▸ **The data**:
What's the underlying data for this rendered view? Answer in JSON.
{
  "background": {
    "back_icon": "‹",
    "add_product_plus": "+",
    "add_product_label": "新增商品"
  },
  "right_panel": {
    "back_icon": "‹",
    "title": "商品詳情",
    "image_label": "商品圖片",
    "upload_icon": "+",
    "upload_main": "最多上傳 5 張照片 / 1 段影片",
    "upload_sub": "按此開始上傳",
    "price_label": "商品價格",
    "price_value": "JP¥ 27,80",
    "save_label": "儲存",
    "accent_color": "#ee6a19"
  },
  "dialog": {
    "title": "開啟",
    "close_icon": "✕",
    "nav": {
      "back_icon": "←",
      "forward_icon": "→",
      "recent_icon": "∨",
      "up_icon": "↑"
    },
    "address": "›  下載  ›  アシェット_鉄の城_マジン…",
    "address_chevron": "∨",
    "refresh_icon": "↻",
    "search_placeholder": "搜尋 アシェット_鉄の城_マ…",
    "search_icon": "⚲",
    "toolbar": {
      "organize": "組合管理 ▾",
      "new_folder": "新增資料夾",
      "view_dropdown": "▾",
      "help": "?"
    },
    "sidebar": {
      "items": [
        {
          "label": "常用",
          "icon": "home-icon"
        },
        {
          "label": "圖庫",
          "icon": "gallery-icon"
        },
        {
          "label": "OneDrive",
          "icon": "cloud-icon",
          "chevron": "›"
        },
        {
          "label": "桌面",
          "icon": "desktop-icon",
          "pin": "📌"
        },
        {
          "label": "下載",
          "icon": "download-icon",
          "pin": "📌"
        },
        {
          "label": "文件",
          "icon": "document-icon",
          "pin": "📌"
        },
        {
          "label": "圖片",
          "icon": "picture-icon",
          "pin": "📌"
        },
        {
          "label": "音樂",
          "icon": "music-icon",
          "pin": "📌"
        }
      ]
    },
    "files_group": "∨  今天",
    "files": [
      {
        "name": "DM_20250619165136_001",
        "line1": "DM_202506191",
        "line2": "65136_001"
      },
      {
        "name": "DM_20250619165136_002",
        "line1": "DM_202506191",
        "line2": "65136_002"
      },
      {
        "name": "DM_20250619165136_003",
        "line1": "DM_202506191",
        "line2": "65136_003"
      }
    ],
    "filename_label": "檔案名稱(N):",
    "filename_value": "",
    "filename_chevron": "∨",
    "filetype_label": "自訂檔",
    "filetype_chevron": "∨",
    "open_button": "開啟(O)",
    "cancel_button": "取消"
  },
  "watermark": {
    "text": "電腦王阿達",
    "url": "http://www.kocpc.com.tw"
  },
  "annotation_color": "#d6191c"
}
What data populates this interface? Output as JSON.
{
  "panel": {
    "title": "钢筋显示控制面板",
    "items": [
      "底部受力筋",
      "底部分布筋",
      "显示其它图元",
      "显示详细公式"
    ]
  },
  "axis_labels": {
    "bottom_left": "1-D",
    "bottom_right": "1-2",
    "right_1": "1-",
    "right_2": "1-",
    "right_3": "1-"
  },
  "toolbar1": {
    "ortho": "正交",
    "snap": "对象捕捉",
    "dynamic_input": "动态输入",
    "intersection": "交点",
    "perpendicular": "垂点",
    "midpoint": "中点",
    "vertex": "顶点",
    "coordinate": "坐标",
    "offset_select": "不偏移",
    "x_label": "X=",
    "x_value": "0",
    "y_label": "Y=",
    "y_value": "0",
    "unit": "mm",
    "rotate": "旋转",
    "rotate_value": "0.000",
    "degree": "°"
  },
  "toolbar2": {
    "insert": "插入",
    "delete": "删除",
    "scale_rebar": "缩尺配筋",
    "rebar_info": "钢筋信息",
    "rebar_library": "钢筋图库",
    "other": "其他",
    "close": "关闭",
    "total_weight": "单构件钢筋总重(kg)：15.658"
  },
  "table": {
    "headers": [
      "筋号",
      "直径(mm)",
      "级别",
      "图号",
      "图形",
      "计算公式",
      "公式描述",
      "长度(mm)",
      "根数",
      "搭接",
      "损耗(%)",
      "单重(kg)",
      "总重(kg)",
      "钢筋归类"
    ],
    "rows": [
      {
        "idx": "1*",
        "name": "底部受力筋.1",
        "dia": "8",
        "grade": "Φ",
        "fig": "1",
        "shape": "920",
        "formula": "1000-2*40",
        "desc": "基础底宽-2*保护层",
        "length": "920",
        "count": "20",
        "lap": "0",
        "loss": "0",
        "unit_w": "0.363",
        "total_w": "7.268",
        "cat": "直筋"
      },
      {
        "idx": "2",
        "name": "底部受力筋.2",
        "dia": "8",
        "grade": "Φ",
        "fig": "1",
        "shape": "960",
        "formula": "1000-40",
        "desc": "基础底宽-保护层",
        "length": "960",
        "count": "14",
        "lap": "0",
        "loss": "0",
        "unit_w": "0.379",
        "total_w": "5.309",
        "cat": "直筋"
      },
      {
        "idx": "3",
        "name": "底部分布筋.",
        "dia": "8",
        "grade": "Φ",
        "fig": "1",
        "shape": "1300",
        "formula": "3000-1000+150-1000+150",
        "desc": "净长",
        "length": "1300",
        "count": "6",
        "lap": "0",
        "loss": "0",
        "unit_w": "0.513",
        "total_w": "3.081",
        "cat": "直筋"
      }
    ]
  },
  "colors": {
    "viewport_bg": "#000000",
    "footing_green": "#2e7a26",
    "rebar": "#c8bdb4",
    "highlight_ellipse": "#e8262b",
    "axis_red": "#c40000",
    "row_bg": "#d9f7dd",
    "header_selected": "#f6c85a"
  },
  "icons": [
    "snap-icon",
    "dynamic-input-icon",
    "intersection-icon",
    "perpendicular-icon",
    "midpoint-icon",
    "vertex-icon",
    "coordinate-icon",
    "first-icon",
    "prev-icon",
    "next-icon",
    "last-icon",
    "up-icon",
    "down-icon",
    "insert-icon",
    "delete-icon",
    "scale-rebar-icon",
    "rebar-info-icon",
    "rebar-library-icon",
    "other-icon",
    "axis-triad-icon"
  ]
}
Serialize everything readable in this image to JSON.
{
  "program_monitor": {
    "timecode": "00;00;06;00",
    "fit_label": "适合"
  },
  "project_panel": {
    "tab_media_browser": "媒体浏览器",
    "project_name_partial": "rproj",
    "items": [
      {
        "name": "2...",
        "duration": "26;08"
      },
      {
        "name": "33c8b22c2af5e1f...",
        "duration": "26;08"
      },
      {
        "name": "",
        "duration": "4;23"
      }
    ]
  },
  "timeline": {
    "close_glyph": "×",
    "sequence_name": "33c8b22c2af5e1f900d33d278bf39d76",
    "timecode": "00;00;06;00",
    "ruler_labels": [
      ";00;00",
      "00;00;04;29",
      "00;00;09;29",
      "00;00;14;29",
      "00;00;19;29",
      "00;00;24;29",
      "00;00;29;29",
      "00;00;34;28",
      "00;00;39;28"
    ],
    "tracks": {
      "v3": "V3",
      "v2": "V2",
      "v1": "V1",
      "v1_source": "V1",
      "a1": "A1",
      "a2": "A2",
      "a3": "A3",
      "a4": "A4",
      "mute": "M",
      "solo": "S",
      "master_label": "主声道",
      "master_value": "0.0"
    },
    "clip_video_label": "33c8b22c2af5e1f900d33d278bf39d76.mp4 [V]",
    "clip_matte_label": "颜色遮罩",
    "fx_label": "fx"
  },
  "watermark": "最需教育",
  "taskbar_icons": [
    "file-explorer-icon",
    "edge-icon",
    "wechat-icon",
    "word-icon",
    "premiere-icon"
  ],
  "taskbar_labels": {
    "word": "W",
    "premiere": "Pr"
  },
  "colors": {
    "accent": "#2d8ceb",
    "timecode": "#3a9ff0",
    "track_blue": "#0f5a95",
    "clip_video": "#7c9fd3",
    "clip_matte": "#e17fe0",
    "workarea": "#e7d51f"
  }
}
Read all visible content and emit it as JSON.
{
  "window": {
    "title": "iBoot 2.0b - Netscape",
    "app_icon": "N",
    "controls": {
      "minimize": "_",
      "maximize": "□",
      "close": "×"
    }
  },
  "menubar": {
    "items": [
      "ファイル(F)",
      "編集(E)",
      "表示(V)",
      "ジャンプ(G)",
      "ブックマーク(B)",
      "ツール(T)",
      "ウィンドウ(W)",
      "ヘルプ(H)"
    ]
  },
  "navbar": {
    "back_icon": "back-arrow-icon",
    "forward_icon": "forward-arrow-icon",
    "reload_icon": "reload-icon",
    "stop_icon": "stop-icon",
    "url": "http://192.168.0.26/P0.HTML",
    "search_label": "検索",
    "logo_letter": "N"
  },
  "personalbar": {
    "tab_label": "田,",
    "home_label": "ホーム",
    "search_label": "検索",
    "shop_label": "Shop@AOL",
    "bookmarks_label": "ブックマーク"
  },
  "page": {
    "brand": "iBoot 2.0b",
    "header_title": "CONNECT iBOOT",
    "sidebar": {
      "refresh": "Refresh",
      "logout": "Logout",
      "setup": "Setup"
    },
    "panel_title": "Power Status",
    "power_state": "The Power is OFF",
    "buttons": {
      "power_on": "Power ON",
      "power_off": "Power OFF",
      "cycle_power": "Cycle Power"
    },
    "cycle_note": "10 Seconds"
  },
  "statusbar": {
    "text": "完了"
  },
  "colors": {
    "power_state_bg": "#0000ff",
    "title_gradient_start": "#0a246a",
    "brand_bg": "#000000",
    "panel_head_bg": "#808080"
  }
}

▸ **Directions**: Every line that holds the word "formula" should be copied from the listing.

▸ **Final answer**:
        "formula": "1000-2*40",
        "formula": "1000-40",
        "formula": "3000-1000+150-1000+150",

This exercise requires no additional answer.